So you were recently engaged to your significant other – congratulations! You are now on a joint path in life and happiness is shared. This comes with a host of difficult decisions and a lot of uncertainty, especially when finances are considered. Hopefully you’ve talked about your financial situation before, it’s going to make a tremendous difference in your lives.
In this week’s video and post we’re going to go through some of the ways that married couples handle their finances before/after they tie the knot.
If you ask your parents or someone of the prior generation, they’ll likely tell you that your finances should all be joint and your property becomes your partner’s and vice versa. There is merit to this option, but it may not be right for everyone.
I’m going to discuss three separate methods of handling marital financing.
- Finances are completely combined
- This means, no matter if both spouses work or only one does, all that income goes into one shared joint checking account. All of your bills, savings, and investing comes from this account.
- Combined financing often is achieved later in the marriage. For many newly married couples, this is often a very difficult thing to do immediately. It feels like you’re sacrificing a lot of your financial freedom, as you now have another person to think about when you spend your hard earned money.
- Finances are completely separate
- Meaning you behave most likely how you handled your financial situation during your early dating lives with each other. Separate accounts for everything – nothing jointly held.
- Now, this doesn’t mean that your financial lives are completely separate. One spouse may assist the other financially at any time. Sometimes, this ends up being proportionate to income. If one spouse significantly outearns the other, maybe the contribution for that rent payment or mortgage is split 70/30 or something along those lines.
- There’s no right way to do this method. You’ll need to communicate and allocate wisely for shared goals. You’re a team after all!
- Hybrid method
- This method is the one that I’m seeing more and more often with newly married couples. It begins with opening a joint checking account and perhaps a joint credit card. Both spouses still maintain separate checking and savings accounts.
- Each spouse contributes a certain allocation of their income to that joint account to pay shared bills.
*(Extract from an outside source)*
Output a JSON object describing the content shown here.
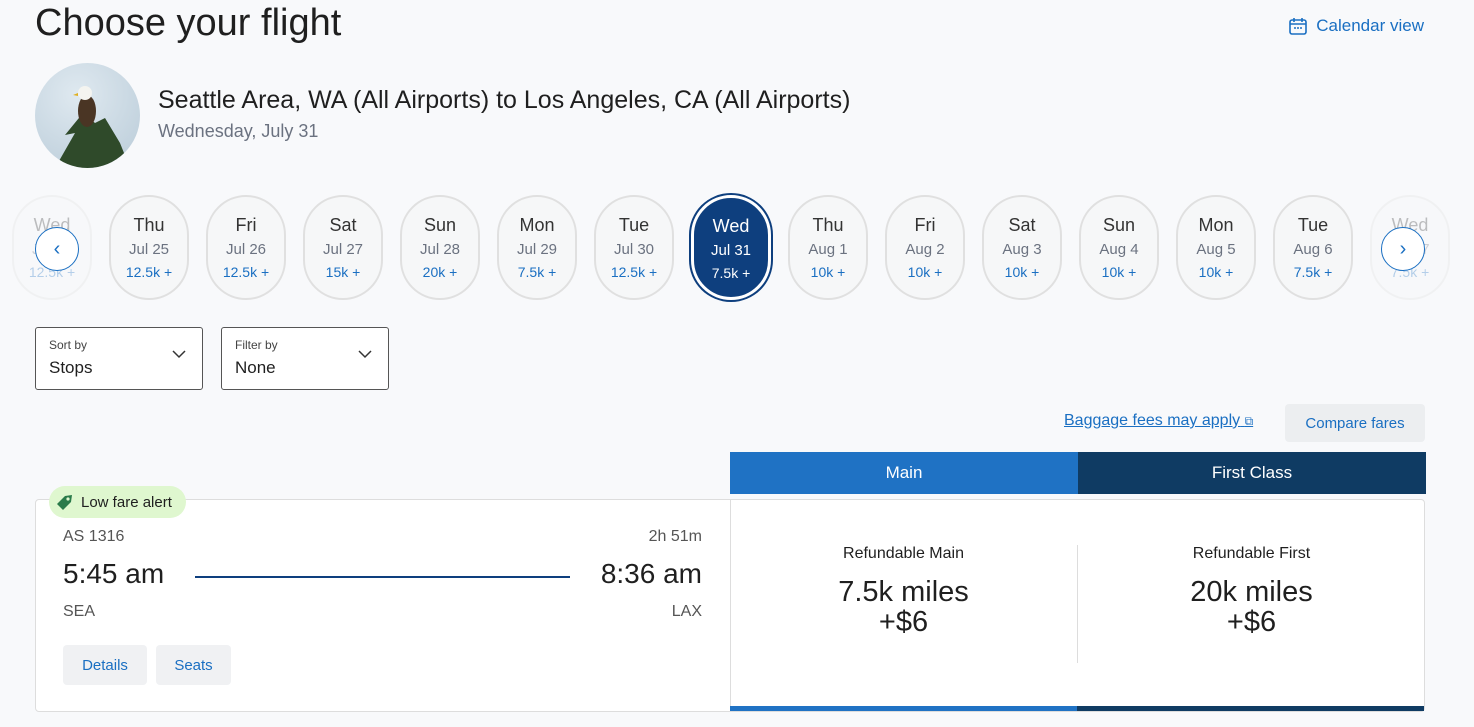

You’ll use the joint credit card for joint expenses and then pay off the balance using the joint checking account.
- The hybrid method allows for a bit of a time buffer between truly combined finances and entirely separate. Overtime, most married couples share their assets.
- The great part about this hybrid method is that after you’ve allocated to the shared account, you still maintain some degree of financial freedom to spend your remaining surplus on things you might want, but your shared needs are being met.
- Joint savings accounts are great to save for shared goals, as well.
There are a ton of financial decisions you will be faced with as a couple going forward. As you begin this journey together, you’ll need to find a strategy that works for you. Give each of these methods some consideration and determine what’s going to work best. Communication is your first priority, make sure you’re on the same page, and be open about your goals. It will save you time, money, and emotional stress in the long run.
As always, thanks for reading and watching! We’ll see you back next week.